Here are 5 interesting facts on the intriguing Blue Mansion from ‘Crazy Rich Asians’

Cheong Fatt Tze Mansion, in Penang’s Georgetown, Malaysia, was the setting for the movie’s memorable mahjong scene. But behind the facade of ‘the most atmospheric Chinese hotel that isn’t in China’ lies a fascinating history

Penang’s iconic Cheong Fatt Tze Mansion, or the Blue Mansion, was one of the unsung “stars” of Crazy Rich Asians, having been the picturesque setting for one of the most pivotal scenes in the movie: the mahjong scene in which Eleanor Young (Michelle Yeoh) and Rachel Chu (Constance Wu) enter a final showdown amid the clattering of mahjong tiles.

You – and 35 other friends and/or relatives – can now book up the whole mansion and live like a crazy rich Asian for a minimum of 50,000 Malaysian ringgit (US$12,048) a night. That will get you access to lavish welcome gifts, champagne, a Nyonya afternoon tea, dinner, a guzheng performance and, yes, a mahjong session too.

But before you sign over your money, here are some other things you might want to know about this iconic landmark.

1. The Cheong Fatt Tze Mansion, located in Penang’s Georgetown, is actually an 18-room boutique hotel that has been called the “most atmospheric Chinese hotel that isn’t in China” – complete with tranquil courtyards, Chinese carved screens, with other art nouveau influences. Even if you don’t stay here, the place runs three tours daily to show visitors around.

2. The mansion is named after Cheong Fatt Tze, a Chinese businessman who started off as a water carrier and a shopkeeper in Jakarta, before expanding his business to Penang. Cheong, who was born in Guangdong and lived between 1840 and 1916, was once the consul general in Singapore and an economic adviser to the Empress Dowager. He used the mansion as an office and a home with his seventh wife (he had eight).

3. The mansion is believed to have been built according to advice from top feng shui masters. It is adorned with materials that symbolise the fundamental elements of feng shui such as metal, wood, water, fire and earth. Until today, feng shui masters still debate the significance of certain oddities in the building’s design, such as how it does not align with Leith Street, which it sits on.

4. The distinctive blue colour of the mansion comes from a mixture of lime with a natural blue dye made from the indigo plant. The lime-wash was very effective in the tropics because of its ability to absorb moisture and keep the house cool. The blue was very popular during colonial times and the dye was imported from India to Penang by the British.

5. The house is frequently featured on television travel programmes and documentaries as well as movies. Besides Crazy Rich Asians, film lovers might have noticed its appearance in the 1993 Oscar-winning French film Indochine starring Catherine Deneuve, The Red Kebaya, Road to Dawn, 3rd Generation and The Blue Mansion.

Note – This story was originally published on SCMP and has been republished on this website with permission.

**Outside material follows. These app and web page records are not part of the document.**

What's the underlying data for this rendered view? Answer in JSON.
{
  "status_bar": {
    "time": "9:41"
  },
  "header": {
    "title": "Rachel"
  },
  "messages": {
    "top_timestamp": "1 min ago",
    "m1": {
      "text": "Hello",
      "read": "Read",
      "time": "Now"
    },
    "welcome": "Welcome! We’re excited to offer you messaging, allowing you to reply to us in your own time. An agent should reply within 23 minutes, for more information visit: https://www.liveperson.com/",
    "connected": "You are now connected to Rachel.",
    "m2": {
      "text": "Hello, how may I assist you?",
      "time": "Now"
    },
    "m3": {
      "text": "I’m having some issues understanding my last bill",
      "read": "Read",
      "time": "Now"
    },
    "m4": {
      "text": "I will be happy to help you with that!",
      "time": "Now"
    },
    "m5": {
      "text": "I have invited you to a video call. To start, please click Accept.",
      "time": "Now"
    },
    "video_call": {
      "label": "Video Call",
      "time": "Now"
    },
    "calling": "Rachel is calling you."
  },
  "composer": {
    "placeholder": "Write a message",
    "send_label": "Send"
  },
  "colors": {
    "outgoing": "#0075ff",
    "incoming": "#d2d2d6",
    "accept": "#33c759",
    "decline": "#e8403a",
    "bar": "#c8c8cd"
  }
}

Tags from the story
Written By
First published in 1903, the South China Morning Post is Hong Kong’s premier English language newspaper, providing news 24/7, in-depth and quick scan reads, informative infographics, critical analysis, community discussions plus access to the most comprehensive news archive in Hong Kong. Over the decades it has built an enviable reputation for authoritative, influential and independent reporting on Hong Kong, China and the rest of Asia.